The truth is that we need to spend more of our household budget for food, not less. By rearranging both our household and national expenditures, we should give a higher priority to fresh, healthy food and a lower priority to electronic gadgets, mall booty, cars, lawns, and vacations. Our overall expenses don’t have to go up, they just need to be realigned with our changing values. By choosing higher quality food and better ways of growing it, we also begin to reshape the American culture.

In the meantime, here we are in the supermarket aisles, making the best choices we can. Though brightly colored promises on the boxes and packages (“all natural!” “low-fat!” “high in Omega 3!”) seem a little overwhelming, with patience and peer support, we can learn what these slogans really mean, step by step. For example, “free-range” egg-laying hens are typically out of cages but inside barns or warehouses. They have some outdoor access, but how much is not specified, and there is no third-party quality control.

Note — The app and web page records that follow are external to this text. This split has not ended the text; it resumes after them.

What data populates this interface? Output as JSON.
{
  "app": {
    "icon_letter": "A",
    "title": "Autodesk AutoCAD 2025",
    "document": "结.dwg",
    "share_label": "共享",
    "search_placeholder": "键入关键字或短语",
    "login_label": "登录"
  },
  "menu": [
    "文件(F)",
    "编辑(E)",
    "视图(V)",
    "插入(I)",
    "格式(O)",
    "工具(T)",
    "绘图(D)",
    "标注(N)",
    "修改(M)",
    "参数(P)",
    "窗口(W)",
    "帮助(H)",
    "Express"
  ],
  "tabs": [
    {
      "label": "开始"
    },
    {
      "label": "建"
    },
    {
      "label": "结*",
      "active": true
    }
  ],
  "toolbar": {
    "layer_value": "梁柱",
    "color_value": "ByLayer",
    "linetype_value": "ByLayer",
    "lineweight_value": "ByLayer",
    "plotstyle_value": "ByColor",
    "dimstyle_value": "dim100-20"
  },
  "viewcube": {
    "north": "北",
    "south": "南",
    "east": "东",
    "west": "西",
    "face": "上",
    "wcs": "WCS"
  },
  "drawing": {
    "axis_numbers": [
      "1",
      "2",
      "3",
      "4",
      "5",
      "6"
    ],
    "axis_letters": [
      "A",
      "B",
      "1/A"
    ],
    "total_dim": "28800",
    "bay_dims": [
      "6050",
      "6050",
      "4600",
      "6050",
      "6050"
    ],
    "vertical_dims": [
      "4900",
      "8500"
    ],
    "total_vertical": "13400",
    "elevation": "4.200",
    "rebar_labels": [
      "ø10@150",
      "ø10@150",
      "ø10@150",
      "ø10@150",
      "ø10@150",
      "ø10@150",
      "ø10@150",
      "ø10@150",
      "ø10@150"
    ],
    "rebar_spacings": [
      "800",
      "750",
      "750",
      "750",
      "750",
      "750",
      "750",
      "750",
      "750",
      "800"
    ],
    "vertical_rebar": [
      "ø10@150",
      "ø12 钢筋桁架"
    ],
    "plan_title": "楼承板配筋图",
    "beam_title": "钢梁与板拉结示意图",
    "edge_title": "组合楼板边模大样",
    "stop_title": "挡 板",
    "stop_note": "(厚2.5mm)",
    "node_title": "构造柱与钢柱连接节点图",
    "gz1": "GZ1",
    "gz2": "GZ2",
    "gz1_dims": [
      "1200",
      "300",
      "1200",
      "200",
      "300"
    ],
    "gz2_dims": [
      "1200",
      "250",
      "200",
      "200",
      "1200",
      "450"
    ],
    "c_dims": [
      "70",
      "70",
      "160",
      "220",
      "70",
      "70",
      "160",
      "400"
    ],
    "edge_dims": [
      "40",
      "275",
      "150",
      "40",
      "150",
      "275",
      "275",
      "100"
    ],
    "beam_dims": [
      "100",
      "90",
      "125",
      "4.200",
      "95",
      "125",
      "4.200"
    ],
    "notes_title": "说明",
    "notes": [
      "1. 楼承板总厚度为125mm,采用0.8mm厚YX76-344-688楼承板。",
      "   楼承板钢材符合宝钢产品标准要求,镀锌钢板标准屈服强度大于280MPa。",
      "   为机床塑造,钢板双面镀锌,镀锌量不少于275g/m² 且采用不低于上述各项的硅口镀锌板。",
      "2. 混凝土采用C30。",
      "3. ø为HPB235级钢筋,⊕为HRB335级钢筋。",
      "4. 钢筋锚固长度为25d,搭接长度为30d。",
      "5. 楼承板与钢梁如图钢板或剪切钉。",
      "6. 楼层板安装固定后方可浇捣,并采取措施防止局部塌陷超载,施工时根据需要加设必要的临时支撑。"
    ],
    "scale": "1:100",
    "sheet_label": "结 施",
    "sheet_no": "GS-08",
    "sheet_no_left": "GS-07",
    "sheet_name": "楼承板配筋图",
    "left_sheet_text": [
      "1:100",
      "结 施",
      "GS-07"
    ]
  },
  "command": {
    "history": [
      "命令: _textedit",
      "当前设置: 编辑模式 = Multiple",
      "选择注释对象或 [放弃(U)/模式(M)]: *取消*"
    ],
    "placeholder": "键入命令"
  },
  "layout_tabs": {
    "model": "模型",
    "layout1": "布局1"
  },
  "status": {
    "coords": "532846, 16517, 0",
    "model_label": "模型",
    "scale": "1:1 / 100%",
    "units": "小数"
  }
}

A higher level of quality assurance for eggs is “USDA Certified Organic,” which guarantees not only outdoor access, but also an organic, all-vegetarian diet free of antibiotics and pesticides.

Food labels like these are an agreement, an understanding, between producer and consumer, for a certain level of quality; a certain set of core values. The labels not only help the buyer but also guide the grower, holding production standards higher. Rather than remaining Lone Rangers for truth, justice and quality in food, many Americans are now opting to let Whole Foods, Trader Joe’s or the local food co-op prescreen food products for key traits like fair trade, organic, local, and ecological sensitivity. After learning what brands they prefer, smart shoppers also learn which conventional supermarkets carry those products, often at slightly lower prices. (And they learn to request those products from conventional store managers.) Step by step, they are changing not only the household diet, but also America’s diet.

“You shouldn’t need a Ph.D. in nutritional biochemistry to go supermarket shopping,” says David Katz of the Yale Prevention Research Center, who wants to bring “traffic light” labeling system to the U.S. “The index, with green, yellow, or red labels, should take into account the quantity of calories, beneficial nutrients, and potentially harmful nutrients such as trans fat, in a serving of any given food. Why shouldn’t even dummies wind up with a shopping cart filled with the good stuff?”

The eatingwell.com website concurs with Katz that label reading should be easier, but maintains that a lot of important nutritional information is already on the labels, if you know how to scan them. Keeping it simple, they suggest:


Limit Products With:

Saturated fat: As low as possible; less than five grams per serving.

Trans fat: should be zero. (Hydrogenated” or “partially hydrogenated” oils means trans fats).

Sodium: As low as possible. The FDA allows a “healthy” label on foods with less than 480 mg/serving for entrees, less than 360 mg for all other foods.

High fructose corn syrup: A cheap form of highly concentrated sugar (words ending in “ose” are pseudonyms for sugar).

“Enriched” or “wheat” flour (aliases for “white”) Choose whole-wheat flour instead.

Choose Products With:

The shortest possible ingredient list.


Fiber: Three or more grams per serving.

Whole grains: Preferably first or second in the ingredients list.

“Liquid” or “high-oleic” vegetable oils: Heart-healthy unsaturated fats

Fruits and vegetables: Dried or fresh, in whole form.